Following on the success of their Strandhill seafood restaurant, Trá Bán, Anthony Gray and Cedric Roussilhe opened this town centre fine dining restaurant in December 2011. Like its older sister, Eala Bhàn (‘White Swan’) soon established an enviable reputation with local diners; this has stood the test of time and weekend tables need to be booked well in advance.
Located in an attractive riverside premises that has been home to several restaurants, including one of Conrad Gallagher’s brief Sligo ventures, the interior is cleverly divided by curved wrought iron railings and its focal point - two floor to ceiling curtain ‘walls' of double thickness cream voile with fairy lights are hung between the layers - is reminiscent of the eponymous swan.
Block mounted photographs inspired by nature decorate the walls, and tables – which include two especially desirable window tables looking out on the river - are smartly set up bistro style.
Well trained staff create a good impression from the outset and Head Chef Seamus Thompson’s menus – which include a very nice early dinner menu and a proper children’s menu (not for tinies, although some dishes could be adjusted) – make promising reading, with many dishes offering upbeat versions of restaurant favourites.
Steak and seafood are the stated specialities, and a very good lunchtime chargrilled sirloin steak sambo is the business: a moreish combination of aged sirloin steak and freshly baked ciabbata, it comes with mustard mayonnaise, sautéed onions and mushrooms, jumbo onion rings and hand cut fat chips – the steak lover’s dream combo.
The trademark fat chips also feature in fish’n’chips and the house style - tempura battered fresh Atlantic cod with garden pea purée - is lighter and more colourful than the traditional version. While the cod is probably from Irish ports, some other fish is hardly likely to be local however – ‘fresh caught red snapper’, for example, must have had quite a journey before reaching Sligo.
But all menus offer plenty of choice, and good value too, with nothing over about €14 on the lunch menu and not even the most expensive choices on the evening à la carte – Mullaghmore lobster, and a 16oz T-bone ‘cowboy steak’ – topping €25; and, although a side or two may also be needed, à la carte dishes come with all the trimmings.
Vegetarians are well looked after as well, although you don’t have to be vegetarian to enjoy a delicious dish like their perfectly cooked Three Cheese Tart (brie, goats cheese and aged cheddar with caramelised red onion and spinach), served with lovely confit plum tomatoes and a beautifully dressed and presented salad of tossed rocket leaves and watercress.

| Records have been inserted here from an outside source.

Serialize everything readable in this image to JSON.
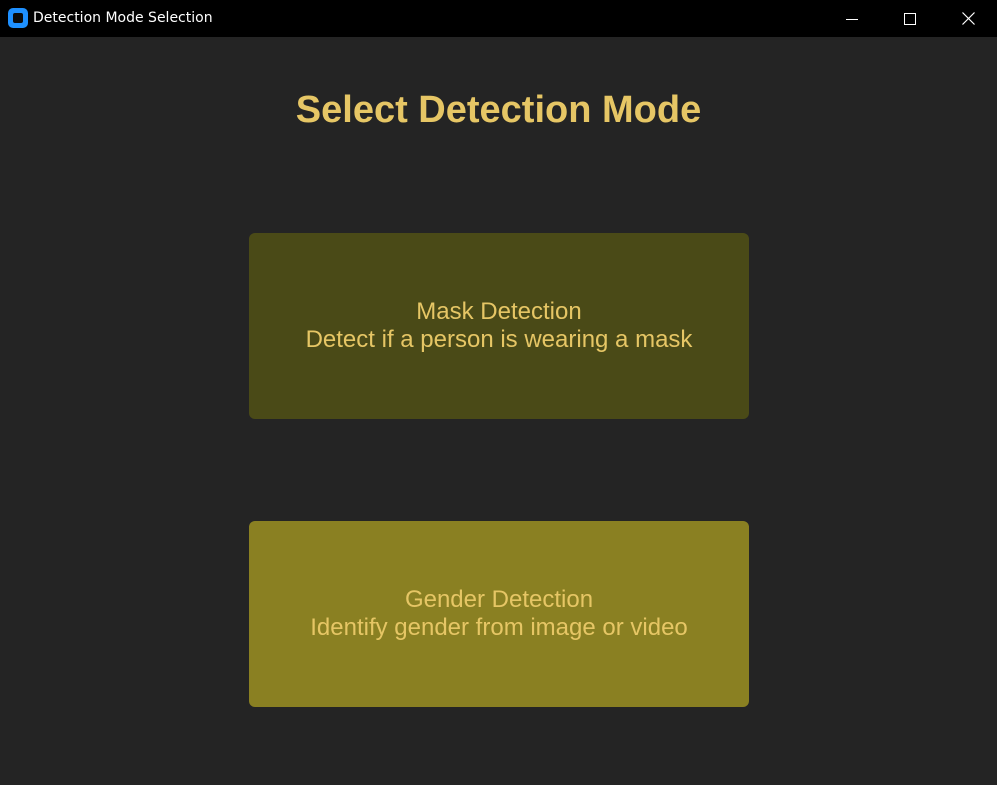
{
  "window": {
    "title": "Detection Mode Selection",
    "app_icon": "app-icon",
    "controls": {
      "minimize_icon": "minimize-icon",
      "maximize_icon": "maximize-icon",
      "close_icon": "close-icon"
    }
  },
  "main": {
    "heading": "Select Detection Mode",
    "modes": [
      {
        "title": "Mask Detection",
        "description": "Detect if a person is wearing a mask",
        "background": "#4a4a17"
      },
      {
        "title": "Gender Detection",
        "description": "Identify gender from image or video",
        "background": "#8a8022"
      }
    ]
  },
  "colors": {
    "background": "#242424",
    "titlebar": "#000000",
    "accent_text": "#e6c665"
  }
}
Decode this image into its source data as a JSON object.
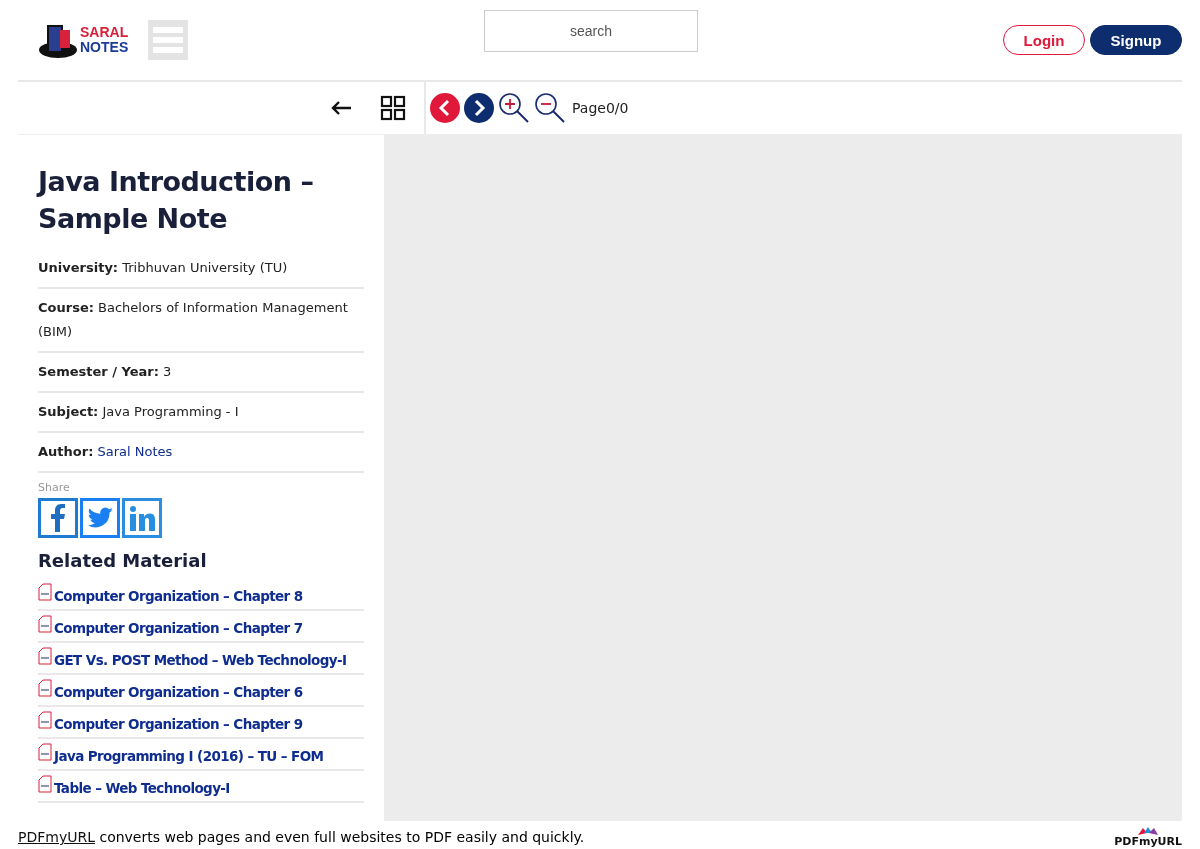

In fact, good pastry cooking is a particular strength, showing up again in, for example, a mouthwatering dessert of homemade apple tarte fine; described as ‘Cedric’s apple pie’, it lives up to its promise of a tarte 'fine' with really fine pastry, just crisp around the edges, lovely apple and really good vanilla ice cream to accompany.
Coffee is excellent too, and efficient service is provided by pleasant and well informed staff.
While not over-extensive, the wine list is carefully selected and, like everything else at this pleasing restaurant, well priced; although special celebrations are allowed for (Dom Perignon, €185), almost everything else is well under €30, with French house wines just €19.95 (5.50 per glass).
Offering delicious food, pleasing surroundings, great staff and real value for money, it’s not hard to see why this restaurant is so successful.